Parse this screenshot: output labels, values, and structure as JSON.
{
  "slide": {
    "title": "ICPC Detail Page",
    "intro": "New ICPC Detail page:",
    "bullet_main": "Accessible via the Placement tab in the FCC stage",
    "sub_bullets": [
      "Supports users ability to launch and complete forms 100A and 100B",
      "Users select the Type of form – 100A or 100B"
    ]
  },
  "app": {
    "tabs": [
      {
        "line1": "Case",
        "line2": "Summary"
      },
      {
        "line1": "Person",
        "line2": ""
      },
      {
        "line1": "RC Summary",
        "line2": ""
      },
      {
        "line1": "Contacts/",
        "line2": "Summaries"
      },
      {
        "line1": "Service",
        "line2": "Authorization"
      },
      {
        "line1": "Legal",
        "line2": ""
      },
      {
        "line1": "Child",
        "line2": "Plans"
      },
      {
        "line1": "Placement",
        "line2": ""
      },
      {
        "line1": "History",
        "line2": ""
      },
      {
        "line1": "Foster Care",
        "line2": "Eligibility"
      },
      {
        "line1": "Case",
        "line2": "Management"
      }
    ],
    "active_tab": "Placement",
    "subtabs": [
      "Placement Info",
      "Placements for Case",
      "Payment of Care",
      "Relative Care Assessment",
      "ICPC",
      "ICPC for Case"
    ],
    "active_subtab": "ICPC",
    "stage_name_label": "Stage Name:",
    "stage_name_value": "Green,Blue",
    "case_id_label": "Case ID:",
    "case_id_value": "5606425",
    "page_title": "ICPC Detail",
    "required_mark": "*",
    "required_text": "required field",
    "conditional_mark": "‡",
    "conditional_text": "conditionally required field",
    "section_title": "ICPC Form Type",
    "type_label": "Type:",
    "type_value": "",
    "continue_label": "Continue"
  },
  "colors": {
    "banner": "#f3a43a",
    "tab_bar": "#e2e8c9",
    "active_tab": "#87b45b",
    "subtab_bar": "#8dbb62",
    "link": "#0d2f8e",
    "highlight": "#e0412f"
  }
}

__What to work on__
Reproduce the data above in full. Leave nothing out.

__Result for this task__
Parse this screenshot: output labels, values, and structure as JSON.
{
  "slide": {
    "title": "ICPC Detail Page",
    "intro": "New ICPC Detail page:",
    "bullet_main": "Accessible via the Placement tab in the FCC stage",
    "sub_bullets": [
      "Supports users ability to launch and complete forms 100A and 100B",
      "Users select the Type of form – 100A or 100B"
    ]
  },
  "app": {
    "tabs": [
      {
        "line1": "Case",
        "line2": "Summary"
      },
      {
        "line1": "Person",
        "line2": ""
      },
      {
        "line1": "RC Summary",
        "line2": ""
      },
      {
        "line1": "Contacts/",
        "line2": "Summaries"
      },
      {
        "line1": "Service",
        "line2": "Authorization"
      },
      {
        "line1": "Legal",
        "line2": ""
      },
      {
        "line1": "Child",
        "line2": "Plans"
      },
      {
        "line1": "Placement",
        "line2": ""
      },
      {
        "line1": "History",
        "line2": ""
      },
      {
        "line1": "Foster Care",
        "line2": "Eligibility"
      },
      {
        "line1": "Case",
        "line2": "Management"
      }
    ],
    "active_tab": "Placement",
    "subtabs": [
      "Placement Info",
      "Placements for Case",
      "Payment of Care",
      "Relative Care Assessment",
      "ICPC",
      "ICPC for Case"
    ],
    "active_subtab": "ICPC",
    "stage_name_label": "Stage Name:",
    "stage_name_value": "Green,Blue",
    "case_id_label": "Case ID:",
    "case_id_value": "5606425",
    "page_title": "ICPC Detail",
    "required_mark": "*",
    "required_text": "required field",
    "conditional_mark": "‡",
    "conditional_text": "conditionally required field",
    "section_title": "ICPC Form Type",
    "type_label": "Type:",
    "type_value": "",
    "continue_label": "Continue"
  },
  "colors": {
    "banner": "#f3a43a",
    "tab_bar": "#e2e8c9",
    "active_tab": "#87b45b",
    "subtab_bar": "#8dbb62",
    "link": "#0d2f8e",
    "highlight": "#e0412f"
  }
}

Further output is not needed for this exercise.